▸ **EXERCISE**:
Everything in the records below must be repeated exactly, except the pictures.

▸ **SOURCE DATA**:
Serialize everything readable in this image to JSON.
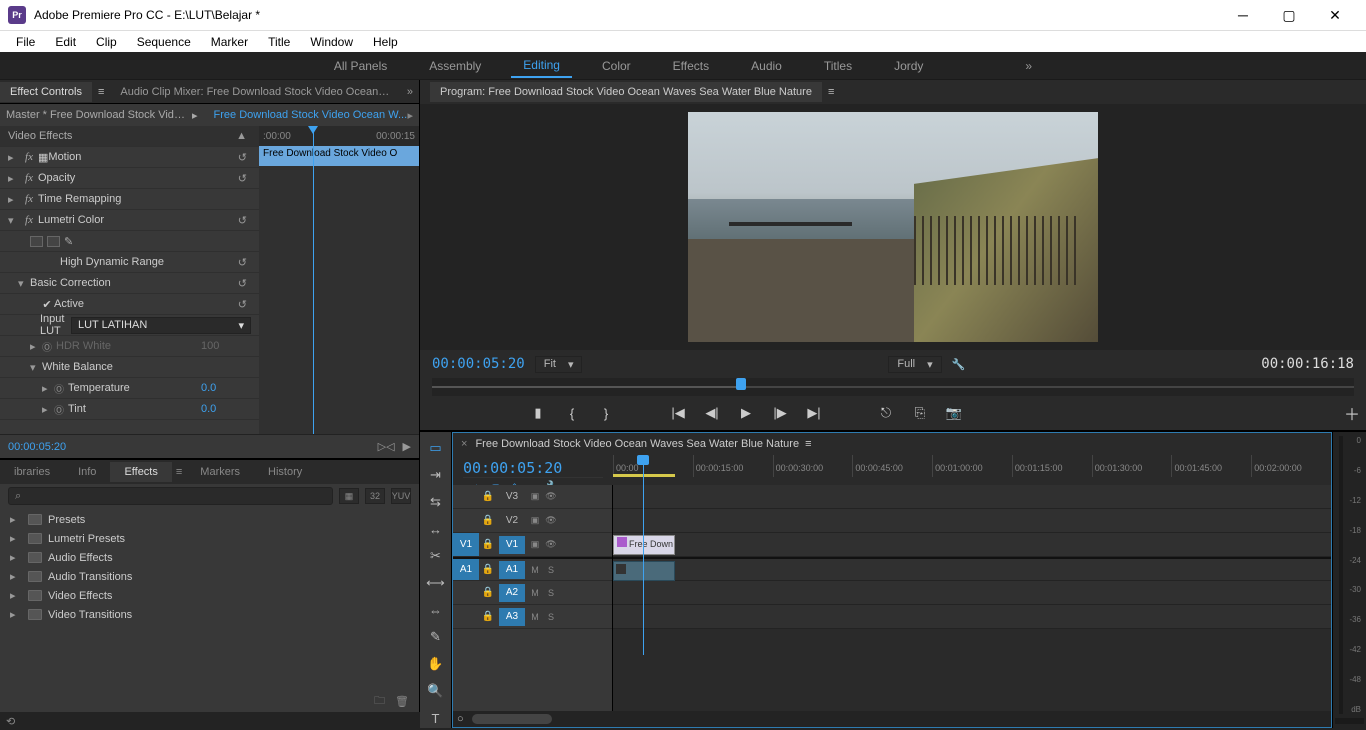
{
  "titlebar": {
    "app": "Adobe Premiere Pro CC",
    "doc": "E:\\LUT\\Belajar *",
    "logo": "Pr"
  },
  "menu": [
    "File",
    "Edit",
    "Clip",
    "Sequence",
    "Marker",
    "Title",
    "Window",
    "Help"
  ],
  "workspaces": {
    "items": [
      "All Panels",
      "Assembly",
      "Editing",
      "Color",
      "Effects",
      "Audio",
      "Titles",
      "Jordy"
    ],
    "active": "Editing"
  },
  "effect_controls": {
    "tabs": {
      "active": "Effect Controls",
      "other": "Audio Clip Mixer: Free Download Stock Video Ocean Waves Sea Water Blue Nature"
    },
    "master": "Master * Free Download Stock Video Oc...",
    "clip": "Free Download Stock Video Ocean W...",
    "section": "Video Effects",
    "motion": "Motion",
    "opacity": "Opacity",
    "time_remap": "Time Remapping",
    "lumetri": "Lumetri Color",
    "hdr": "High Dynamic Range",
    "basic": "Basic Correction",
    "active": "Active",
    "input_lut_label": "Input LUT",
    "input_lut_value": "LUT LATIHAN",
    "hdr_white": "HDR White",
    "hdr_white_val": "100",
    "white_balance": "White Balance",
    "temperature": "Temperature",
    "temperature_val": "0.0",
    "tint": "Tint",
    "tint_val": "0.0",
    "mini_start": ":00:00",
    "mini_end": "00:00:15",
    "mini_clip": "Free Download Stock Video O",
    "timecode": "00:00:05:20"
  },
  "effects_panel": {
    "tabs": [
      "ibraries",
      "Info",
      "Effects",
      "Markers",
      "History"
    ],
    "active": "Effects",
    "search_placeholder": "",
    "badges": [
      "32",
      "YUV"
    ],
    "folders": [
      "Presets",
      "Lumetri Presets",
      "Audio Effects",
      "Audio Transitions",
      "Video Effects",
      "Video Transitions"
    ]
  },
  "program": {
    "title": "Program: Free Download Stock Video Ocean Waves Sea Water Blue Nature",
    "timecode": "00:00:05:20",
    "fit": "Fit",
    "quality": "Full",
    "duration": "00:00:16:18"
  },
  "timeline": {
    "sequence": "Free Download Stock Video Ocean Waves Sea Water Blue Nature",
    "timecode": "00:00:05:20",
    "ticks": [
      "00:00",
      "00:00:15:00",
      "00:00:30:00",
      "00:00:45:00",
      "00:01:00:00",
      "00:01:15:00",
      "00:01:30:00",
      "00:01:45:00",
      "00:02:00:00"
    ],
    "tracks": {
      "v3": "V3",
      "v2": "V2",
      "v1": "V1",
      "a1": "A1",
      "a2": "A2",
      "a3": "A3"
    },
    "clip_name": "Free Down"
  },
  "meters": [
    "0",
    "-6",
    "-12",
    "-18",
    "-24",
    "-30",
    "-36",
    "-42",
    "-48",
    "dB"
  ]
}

▸ **FINISHED EXERCISE**:
Serialize everything readable in this image to JSON.
{
  "titlebar": {
    "app": "Adobe Premiere Pro CC",
    "doc": "E:\\LUT\\Belajar *",
    "logo": "Pr"
  },
  "menu": [
    "File",
    "Edit",
    "Clip",
    "Sequence",
    "Marker",
    "Title",
    "Window",
    "Help"
  ],
  "workspaces": {
    "items": [
      "All Panels",
      "Assembly",
      "Editing",
      "Color",
      "Effects",
      "Audio",
      "Titles",
      "Jordy"
    ],
    "active": "Editing"
  },
  "effect_controls": {
    "tabs": {
      "active": "Effect Controls",
      "other": "Audio Clip Mixer: Free Download Stock Video Ocean Waves Sea Water Blue Nature"
    },
    "master": "Master * Free Download Stock Video Oc...",
    "clip": "Free Download Stock Video Ocean W...",
    "section": "Video Effects",
    "motion": "Motion",
    "opacity": "Opacity",
    "time_remap": "Time Remapping",
    "lumetri": "Lumetri Color",
    "hdr": "High Dynamic Range",
    "basic": "Basic Correction",
    "active": "Active",
    "input_lut_label": "Input LUT",
    "input_lut_value": "LUT LATIHAN",
    "hdr_white": "HDR White",
    "hdr_white_val": "100",
    "white_balance": "White Balance",
    "temperature": "Temperature",
    "temperature_val": "0.0",
    "tint": "Tint",
    "tint_val": "0.0",
    "mini_start": ":00:00",
    "mini_end": "00:00:15",
    "mini_clip": "Free Download Stock Video O",
    "timecode": "00:00:05:20"
  },
  "effects_panel": {
    "tabs": [
      "ibraries",
      "Info",
      "Effects",
      "Markers",
      "History"
    ],
    "active": "Effects",
    "search_placeholder": "",
    "badges": [
      "32",
      "YUV"
    ],
    "folders": [
      "Presets",
      "Lumetri Presets",
      "Audio Effects",
      "Audio Transitions",
      "Video Effects",
      "Video Transitions"
    ]
  },
  "program": {
    "title": "Program: Free Download Stock Video Ocean Waves Sea Water Blue Nature",
    "timecode": "00:00:05:20",
    "fit": "Fit",
    "quality": "Full",
    "duration": "00:00:16:18"
  },
  "timeline": {
    "sequence": "Free Download Stock Video Ocean Waves Sea Water Blue Nature",
    "timecode": "00:00:05:20",
    "ticks": [
      "00:00",
      "00:00:15:00",
      "00:00:30:00",
      "00:00:45:00",
      "00:01:00:00",
      "00:01:15:00",
      "00:01:30:00",
      "00:01:45:00",
      "00:02:00:00"
    ],
    "tracks": {
      "v3": "V3",
      "v2": "V2",
      "v1": "V1",
      "a1": "A1",
      "a2": "A2",
      "a3": "A3"
    },
    "clip_name": "Free Down"
  },
  "meters": [
    "0",
    "-6",
    "-12",
    "-18",
    "-24",
    "-30",
    "-36",
    "-42",
    "-48",
    "dB"
  ]
}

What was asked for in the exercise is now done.